[Opening INPUT FOR THIS TASK section]
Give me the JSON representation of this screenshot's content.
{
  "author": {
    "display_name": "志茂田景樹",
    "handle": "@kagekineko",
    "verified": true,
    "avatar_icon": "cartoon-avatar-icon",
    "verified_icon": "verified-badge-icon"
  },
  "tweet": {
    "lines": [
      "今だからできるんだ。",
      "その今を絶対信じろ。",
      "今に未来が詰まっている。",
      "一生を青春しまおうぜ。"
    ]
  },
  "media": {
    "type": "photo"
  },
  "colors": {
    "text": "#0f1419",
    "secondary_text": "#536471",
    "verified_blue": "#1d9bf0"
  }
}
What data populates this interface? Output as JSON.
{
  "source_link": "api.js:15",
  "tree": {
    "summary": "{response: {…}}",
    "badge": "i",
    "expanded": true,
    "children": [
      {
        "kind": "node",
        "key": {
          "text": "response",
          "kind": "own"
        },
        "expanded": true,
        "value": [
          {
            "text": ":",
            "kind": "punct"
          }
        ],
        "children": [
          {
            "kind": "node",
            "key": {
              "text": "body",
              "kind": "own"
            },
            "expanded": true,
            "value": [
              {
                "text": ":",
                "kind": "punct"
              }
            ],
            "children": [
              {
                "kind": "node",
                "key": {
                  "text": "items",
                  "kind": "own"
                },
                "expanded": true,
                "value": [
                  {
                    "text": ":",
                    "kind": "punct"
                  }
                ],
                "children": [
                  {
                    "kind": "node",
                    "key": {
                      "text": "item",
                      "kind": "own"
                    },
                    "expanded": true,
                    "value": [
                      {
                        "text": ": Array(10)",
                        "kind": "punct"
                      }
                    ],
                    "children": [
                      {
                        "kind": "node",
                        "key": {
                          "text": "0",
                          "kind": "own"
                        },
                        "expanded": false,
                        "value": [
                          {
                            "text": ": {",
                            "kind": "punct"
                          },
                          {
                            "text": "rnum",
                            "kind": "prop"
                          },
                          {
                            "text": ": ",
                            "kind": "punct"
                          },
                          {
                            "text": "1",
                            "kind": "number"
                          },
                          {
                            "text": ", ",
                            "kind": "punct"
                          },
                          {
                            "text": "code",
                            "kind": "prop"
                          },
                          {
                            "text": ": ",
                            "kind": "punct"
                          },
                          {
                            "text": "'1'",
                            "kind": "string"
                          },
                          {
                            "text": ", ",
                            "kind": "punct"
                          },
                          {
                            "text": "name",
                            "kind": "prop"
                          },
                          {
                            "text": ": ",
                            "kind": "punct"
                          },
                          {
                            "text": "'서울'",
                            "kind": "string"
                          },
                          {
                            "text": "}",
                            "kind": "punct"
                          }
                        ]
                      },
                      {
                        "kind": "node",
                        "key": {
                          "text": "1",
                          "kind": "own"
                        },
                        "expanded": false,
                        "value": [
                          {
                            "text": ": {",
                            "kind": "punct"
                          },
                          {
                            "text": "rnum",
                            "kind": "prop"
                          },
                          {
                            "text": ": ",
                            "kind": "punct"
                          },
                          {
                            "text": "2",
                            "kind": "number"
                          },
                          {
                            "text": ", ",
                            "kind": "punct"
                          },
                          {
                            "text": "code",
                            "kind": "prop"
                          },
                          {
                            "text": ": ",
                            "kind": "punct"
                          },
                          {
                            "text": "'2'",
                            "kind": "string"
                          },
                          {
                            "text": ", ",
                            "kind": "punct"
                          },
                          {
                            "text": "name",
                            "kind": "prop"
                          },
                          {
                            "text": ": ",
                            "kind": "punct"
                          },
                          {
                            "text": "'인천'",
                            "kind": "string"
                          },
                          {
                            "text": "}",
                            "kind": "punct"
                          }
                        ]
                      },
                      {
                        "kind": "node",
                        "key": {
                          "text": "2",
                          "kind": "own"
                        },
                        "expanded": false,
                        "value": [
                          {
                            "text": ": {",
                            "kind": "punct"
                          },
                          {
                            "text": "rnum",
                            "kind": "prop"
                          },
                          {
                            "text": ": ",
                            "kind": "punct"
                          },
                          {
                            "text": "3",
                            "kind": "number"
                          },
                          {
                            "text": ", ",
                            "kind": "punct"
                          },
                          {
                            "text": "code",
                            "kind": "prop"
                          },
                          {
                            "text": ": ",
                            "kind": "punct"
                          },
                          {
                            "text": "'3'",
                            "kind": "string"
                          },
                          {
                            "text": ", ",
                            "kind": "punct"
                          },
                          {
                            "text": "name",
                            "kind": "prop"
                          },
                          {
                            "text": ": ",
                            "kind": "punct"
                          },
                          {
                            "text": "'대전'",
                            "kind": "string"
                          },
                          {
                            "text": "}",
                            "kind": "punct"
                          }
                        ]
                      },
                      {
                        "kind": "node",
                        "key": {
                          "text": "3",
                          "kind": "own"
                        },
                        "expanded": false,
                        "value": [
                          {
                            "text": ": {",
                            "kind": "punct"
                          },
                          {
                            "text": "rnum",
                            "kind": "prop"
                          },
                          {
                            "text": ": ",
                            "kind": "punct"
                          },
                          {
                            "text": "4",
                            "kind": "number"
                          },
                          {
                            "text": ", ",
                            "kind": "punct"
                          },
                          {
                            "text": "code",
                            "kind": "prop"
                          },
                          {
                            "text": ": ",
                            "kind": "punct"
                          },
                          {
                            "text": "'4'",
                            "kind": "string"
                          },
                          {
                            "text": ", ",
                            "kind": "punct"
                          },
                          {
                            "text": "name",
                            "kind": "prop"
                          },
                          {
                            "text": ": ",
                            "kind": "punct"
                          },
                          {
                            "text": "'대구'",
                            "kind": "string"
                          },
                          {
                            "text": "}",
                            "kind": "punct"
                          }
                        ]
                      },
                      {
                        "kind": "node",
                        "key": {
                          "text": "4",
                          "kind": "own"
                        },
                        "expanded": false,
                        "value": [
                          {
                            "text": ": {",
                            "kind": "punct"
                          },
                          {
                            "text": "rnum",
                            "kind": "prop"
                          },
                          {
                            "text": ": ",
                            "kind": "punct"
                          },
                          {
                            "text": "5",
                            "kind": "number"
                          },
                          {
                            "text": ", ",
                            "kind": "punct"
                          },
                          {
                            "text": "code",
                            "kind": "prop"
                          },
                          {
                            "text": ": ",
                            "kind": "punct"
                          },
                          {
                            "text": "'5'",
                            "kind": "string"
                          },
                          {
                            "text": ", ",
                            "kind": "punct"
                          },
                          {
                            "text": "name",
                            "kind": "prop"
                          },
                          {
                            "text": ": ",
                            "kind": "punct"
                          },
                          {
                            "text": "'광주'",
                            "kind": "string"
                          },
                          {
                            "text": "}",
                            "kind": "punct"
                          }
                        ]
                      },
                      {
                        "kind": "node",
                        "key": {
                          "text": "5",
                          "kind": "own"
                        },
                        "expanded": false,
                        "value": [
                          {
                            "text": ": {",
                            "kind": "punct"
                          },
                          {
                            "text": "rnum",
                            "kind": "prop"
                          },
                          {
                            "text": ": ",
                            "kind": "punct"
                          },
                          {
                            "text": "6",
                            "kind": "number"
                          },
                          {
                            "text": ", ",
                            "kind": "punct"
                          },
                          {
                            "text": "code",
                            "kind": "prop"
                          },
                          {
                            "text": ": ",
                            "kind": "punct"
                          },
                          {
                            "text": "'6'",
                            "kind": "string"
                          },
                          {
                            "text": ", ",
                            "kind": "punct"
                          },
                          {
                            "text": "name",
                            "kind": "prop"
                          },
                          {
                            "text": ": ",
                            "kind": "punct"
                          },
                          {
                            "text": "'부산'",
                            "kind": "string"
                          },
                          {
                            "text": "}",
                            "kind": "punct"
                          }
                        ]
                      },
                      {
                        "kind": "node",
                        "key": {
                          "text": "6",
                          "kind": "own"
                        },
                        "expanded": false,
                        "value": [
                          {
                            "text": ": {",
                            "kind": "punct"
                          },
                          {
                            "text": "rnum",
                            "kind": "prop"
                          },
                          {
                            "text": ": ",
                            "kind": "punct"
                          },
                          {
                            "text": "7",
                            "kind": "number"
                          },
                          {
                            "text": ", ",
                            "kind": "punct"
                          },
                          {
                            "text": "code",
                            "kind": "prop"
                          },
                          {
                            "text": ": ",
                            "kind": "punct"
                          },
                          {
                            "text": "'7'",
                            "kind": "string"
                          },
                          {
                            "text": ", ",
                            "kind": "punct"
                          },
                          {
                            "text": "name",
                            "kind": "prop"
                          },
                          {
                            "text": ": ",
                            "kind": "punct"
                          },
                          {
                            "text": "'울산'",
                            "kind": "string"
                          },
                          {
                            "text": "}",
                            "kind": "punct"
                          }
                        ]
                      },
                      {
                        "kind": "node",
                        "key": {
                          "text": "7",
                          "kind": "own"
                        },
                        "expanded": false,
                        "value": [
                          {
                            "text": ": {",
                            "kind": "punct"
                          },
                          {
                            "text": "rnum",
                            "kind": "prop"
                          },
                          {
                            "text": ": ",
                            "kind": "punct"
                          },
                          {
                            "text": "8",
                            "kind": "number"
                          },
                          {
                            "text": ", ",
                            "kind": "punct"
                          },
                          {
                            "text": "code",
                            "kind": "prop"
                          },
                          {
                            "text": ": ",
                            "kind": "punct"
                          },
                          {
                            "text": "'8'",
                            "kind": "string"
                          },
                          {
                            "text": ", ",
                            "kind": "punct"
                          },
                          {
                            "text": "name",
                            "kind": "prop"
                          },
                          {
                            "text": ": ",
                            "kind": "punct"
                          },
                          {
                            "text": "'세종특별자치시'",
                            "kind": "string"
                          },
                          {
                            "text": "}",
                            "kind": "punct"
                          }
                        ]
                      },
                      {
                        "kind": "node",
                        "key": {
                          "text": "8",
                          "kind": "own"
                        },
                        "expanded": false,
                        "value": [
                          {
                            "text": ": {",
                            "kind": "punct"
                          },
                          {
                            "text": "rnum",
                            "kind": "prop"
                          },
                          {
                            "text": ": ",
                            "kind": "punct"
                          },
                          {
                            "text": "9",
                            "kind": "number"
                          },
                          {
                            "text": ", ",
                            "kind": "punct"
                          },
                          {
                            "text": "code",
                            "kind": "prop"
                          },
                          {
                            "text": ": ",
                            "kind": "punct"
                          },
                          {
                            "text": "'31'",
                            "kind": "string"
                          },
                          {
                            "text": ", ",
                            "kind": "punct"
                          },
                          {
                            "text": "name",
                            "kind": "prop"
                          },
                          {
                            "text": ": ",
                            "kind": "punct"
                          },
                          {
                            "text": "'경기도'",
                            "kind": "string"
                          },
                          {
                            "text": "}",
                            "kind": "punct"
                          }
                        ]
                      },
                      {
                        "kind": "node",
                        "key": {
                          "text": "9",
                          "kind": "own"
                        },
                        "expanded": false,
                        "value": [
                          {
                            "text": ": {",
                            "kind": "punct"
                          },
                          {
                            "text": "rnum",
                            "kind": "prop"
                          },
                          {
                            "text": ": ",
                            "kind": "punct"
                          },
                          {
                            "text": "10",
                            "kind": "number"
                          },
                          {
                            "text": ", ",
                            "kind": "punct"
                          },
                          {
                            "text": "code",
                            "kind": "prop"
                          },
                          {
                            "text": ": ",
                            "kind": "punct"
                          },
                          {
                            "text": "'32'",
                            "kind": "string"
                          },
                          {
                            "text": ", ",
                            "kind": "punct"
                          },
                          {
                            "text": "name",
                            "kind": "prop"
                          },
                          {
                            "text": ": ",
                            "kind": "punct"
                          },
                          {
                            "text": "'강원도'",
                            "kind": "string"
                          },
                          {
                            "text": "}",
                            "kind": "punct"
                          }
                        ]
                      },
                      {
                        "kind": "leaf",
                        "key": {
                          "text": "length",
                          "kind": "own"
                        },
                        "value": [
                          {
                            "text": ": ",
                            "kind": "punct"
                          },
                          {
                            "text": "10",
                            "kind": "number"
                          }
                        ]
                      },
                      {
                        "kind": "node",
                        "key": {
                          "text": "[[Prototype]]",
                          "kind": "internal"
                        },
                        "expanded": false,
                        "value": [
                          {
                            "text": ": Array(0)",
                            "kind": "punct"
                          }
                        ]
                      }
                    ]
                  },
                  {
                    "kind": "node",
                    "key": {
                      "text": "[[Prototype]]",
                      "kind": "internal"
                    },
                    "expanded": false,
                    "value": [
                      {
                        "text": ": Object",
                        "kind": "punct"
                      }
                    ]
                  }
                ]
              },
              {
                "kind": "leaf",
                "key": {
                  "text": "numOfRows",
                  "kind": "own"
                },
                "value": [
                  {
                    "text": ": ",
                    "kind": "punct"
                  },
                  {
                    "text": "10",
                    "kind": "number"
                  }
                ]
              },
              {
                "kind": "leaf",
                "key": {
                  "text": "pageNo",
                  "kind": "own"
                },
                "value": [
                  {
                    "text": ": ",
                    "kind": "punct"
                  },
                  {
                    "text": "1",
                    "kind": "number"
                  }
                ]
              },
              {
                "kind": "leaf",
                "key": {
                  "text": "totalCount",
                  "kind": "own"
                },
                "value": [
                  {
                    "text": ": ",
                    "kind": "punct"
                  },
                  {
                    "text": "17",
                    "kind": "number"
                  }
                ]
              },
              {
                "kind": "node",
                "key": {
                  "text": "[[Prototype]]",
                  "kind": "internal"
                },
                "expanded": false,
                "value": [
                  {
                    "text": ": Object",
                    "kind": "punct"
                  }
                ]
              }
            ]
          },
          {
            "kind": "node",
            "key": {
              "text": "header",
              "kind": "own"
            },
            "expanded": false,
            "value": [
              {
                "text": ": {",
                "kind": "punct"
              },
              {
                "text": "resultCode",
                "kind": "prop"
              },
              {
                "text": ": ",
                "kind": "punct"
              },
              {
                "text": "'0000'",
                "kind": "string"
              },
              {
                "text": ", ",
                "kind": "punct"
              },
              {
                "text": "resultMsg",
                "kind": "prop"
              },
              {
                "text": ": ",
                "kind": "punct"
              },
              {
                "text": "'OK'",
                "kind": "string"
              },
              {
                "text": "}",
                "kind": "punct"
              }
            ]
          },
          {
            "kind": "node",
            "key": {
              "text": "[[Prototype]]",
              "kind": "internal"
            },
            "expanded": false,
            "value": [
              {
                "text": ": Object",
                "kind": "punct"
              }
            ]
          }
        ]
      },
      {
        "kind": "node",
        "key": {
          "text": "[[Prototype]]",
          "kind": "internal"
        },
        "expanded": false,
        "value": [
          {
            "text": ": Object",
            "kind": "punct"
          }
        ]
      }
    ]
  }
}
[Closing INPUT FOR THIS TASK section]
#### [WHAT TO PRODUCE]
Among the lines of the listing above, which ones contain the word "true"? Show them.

#### [EXERCISE RESPONSE]
    "verified": true,
    "expanded": true,
        "expanded": true,
            "expanded": true,
                "expanded": true,
                    "expanded": true,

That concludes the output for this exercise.